From my various fencing / HEMA / sparring swords, I can say that your point about the quillions is another important one. If there was any chance you were planning to use your sword for sparring or (God forbid) in any kind of real life situation, and if it’s anything like a longsword, a late medieval arming sword, or anything in the sidesword / rapier family, you are going to rely HEAVILY on the quillions to save your fingers.

Now this might be a bit different if you are using an earlier type of sword where the default scenario is to rely heavily on the shield to protect your hand. But I can tell you for sure, all of my training weapons including relatively small knife-sized ones (like my Bauernwehr) have taken a huge amount of abuse on the quillions, which are HEAVILY bent, scored, dented, scratched etc. (i’ll post a pic on the Discord if I get around to it). All that damage would have been to my hand if the quillions had failed.

Finally, the quality of mid-range swords has also gone up quite a bit. Albion or some of the very high end replica makers in Europe are getting into the thousands of dollars now. But there are also many European and some American makers with a good reputation for quality who are making swords in the 400-600 range which have been tested by a lot of people and have well established reputations among HEMA folks and others who are very well informed.

So given that I don’t want 10-15 swords laying around, and the quality of a $500 sword that is made by somebody who really did their research, loved these kind of weapons and has a verified reputation for good quality and reliable workmanship, as opposed to a company (Hanwei, DEEPKA, CAS-IBERIA, Windlass) that is churning out large numbers of more or less identical swords for $100 or $200… but with who knows what going on under the surface…
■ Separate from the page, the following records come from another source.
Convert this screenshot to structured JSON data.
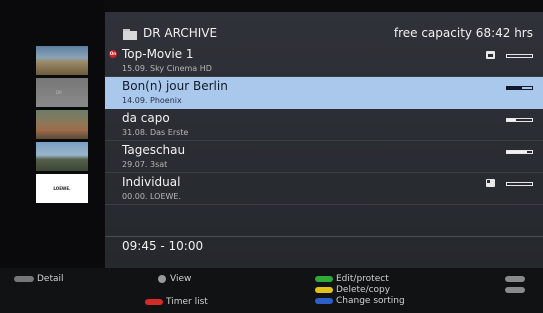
{
  "header": {
    "title": "DR ARCHIVE",
    "capacity": "free capacity 68:42 hrs"
  },
  "recordings": [
    {
      "name": "Top-Movie 1",
      "meta": "15.09.  Sky Cinema HD",
      "progress": 0.0,
      "badge": "new",
      "status_icon": "lock-icon"
    },
    {
      "name": "Bon(n) jour Berlin",
      "meta": "14.09.  Phoenix",
      "progress": 0.6,
      "badge": "",
      "status_icon": ""
    },
    {
      "name": "da capo",
      "meta": "31.08.  Das Erste",
      "progress": 0.35,
      "badge": "",
      "status_icon": ""
    },
    {
      "name": "Tageschau",
      "meta": "29.07.  3sat",
      "progress": 0.8,
      "badge": "",
      "status_icon": ""
    },
    {
      "name": "Individual",
      "meta": "00.00.  LOEWE.",
      "progress": 0.0,
      "badge": "",
      "status_icon": "protect-icon"
    }
  ],
  "thumbnails": [
    "scenic-thumbnail",
    "blank-thumbnail",
    "city-thumbnail",
    "church-thumbnail",
    "loewe-logo-thumbnail"
  ],
  "thumb_logo_text": "LOEWE.",
  "thumb_blank_text": "DR",
  "selected_index": 1,
  "timeslot": "09:45 - 10:00",
  "footer": {
    "detail_label": "Detail",
    "view_label": "View",
    "timer_label": "Timer list",
    "edit_label": "Edit/protect",
    "delete_label": "Delete/copy",
    "sort_label": "Change sorting",
    "text_key": "TEXT",
    "end_key": "END",
    "info_key": "INFO"
  },
  "colors": {
    "selection": "#aac8ec",
    "green_key": "#31a83a",
    "yellow_key": "#e0c21a",
    "blue_key": "#2d5fc9",
    "red_key": "#d32a2a",
    "new_badge": "#d21f25"
  }
}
I’d rather stick with the mid range, from an outfit I trust like Regenyei, Ensifer, Krieger, Chlebowski, Darkwood, Kvetun etc. where i might not be able to impulse buy a sword these days, it’s worth it to me to save a little longer and get something I can feel more confident about and that (in terms of a training weapon) I can be sure will last longer.

A lot of the Windlass, Hanwei, Cold Steel etc. swords I or guys in my club bought over the years promptly broke or failed in some other way (edge turned etc.) as soon as we started testing them. A couple did hold up I’ll admit but had other problems (the Windlass 15th Century longsword cut pretty well and never broke, but it was too ‘floppy’ to remain in a strait line if you held it out, it would always ‘droop’). Whereas by contrast, my Albion and Regenyei, Ensifer etc. seemed to hold up really well. I have some that have gone through multiple tournaments or tons of abuse test-cutting for example.

So while I wouldn’t rule out a cheapy one, and there are some that at least seem like a good basis for something you could customize (like that Windlass qama) I’d really do your research and not just go by one or two reviews. People pay reviewers. For me I’d rather get something I’m confident I can rely on.